A Pathology-based Central Tissue Resource Lab providing comprehensive tissue related services and material for investigators at Yale and beyond, including Critical Technologies for Tissue Services (CTTS).
Mission: To provide the maximum amount and quality of human tissue for research at Yale University without impacting diagnostic quality, accuracy and safety in anatomic pathology.The facility has four divisions:
Tissue Procurement and Distribution (TPD)
The TPD division of YPTS provides fresh tissue or frozen tissue in accordance with approved standard operating procedures. These SOPs are designed by investigators for specific tissue needs and then approved by the Yale Human Investigation Committee and key pathologists in the Department of Pathology. Tissues from many sources are procured prospectively. There is also a frozen tissue bank with about 5000 tissue samples. All materials are catalogued using the CaTissue software. The facility is run by Dr. Alex Vortmeyer with technical direction by Dr. Yalai Bai and her staff.
The Developmental Histology division of YPTS provides complete histology services including paraffin embedding and sectioning, frozen sections, routine and special stains, immunostaining, glycomethacrylate plastic services, development of optimized protocols for staining with non-commercial antibodies, antigen recovery techniques, custom fixation, and embedding protocols. The service also provides digital imaging services on the Bioimagene platform and is exploring offering AQUA-based quantitative immunofluorescent analysis services. The facility is run by Dr. Alex Vortmeyer with technical direction by Lori Charette and her staff.
Tissue Microarray and Archiving (TMA)
The Tissue Microarray and Archiving division of YPTS produces and analyzes tissue microarrays. This facility enables researchers to analyze several hundred formalin fixed paraffin embedded tissue samples within a single paraffin block, providing highly efficient and standardized evaluation and assessment of the samples. Tissue microarrays are in stock or can be made to order. The inventory can be found at www.tissuearray.org. The facility also oversees the Pathology Archives. The facility is run by Dr. David Rimm with technical direction by Lori Charette and her staff.
Quantitative expression analysis in tissue has a long and checkered history. Pathologists have devised numerous "semi-quantitative" grading systems that have waxed and waned in popularity. As the information capacity of computers increased, morphometric quantitative analysis became possible. Like the cDNA microarrays, the tissue microarray format lends itself to more quantitative analysis. However, tissue microarrays present some special problems that require dedicated readers, or at least dedicated software. An automated analysis protocol must not only be able to select the region of interest, but also normalize it so that the expression level read from any given disk can be compared with other disks. A related problem is that of subcellular localization. Comparisons of nuclear or membranous staining are quite different than total cytoplasmic staining. Although there are now a number of automated devices for reading tissue microarrays (Aperio, Bioimagene, ACIS, Biogenex, Applied Imaging) in our lab we use AQUA, a dedicated, automated TMA analysis software, written by Dr. Robert Camp.
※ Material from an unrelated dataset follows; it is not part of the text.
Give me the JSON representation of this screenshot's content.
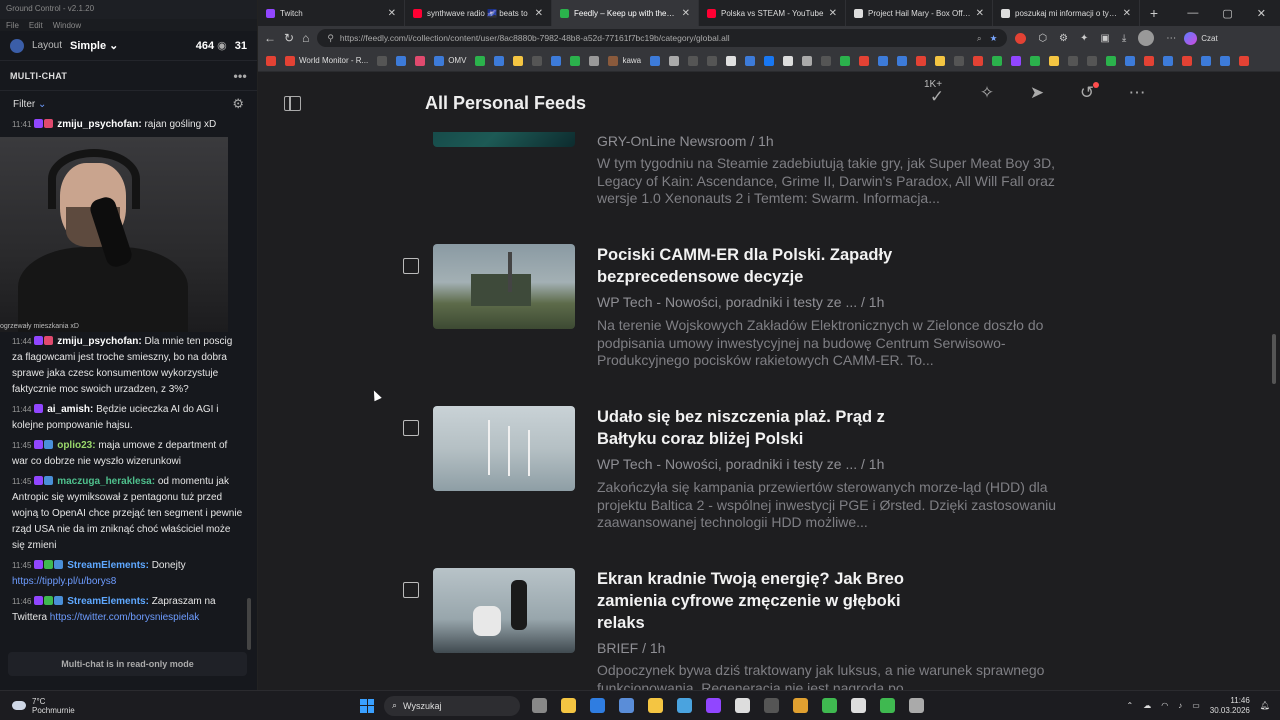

Briefly, the concept behind AQUA is to use molecular, rather than feature based compartmentalization. Subcellular compartments are defined by molecular interactions using one set of fluorophores, then the protein of interest is quantified using another fluorophore within the previously defined compartments. Often Cy5, a fluorophore in the far red, is used since there is minimal tissue auto-fluorescence at this emission wavelength. Ultimately, the goal of the AQUA technology is to generate a protein concentration within a molecularly defined subcellular or architectural compartment
David Rimm, MD, PhD, Director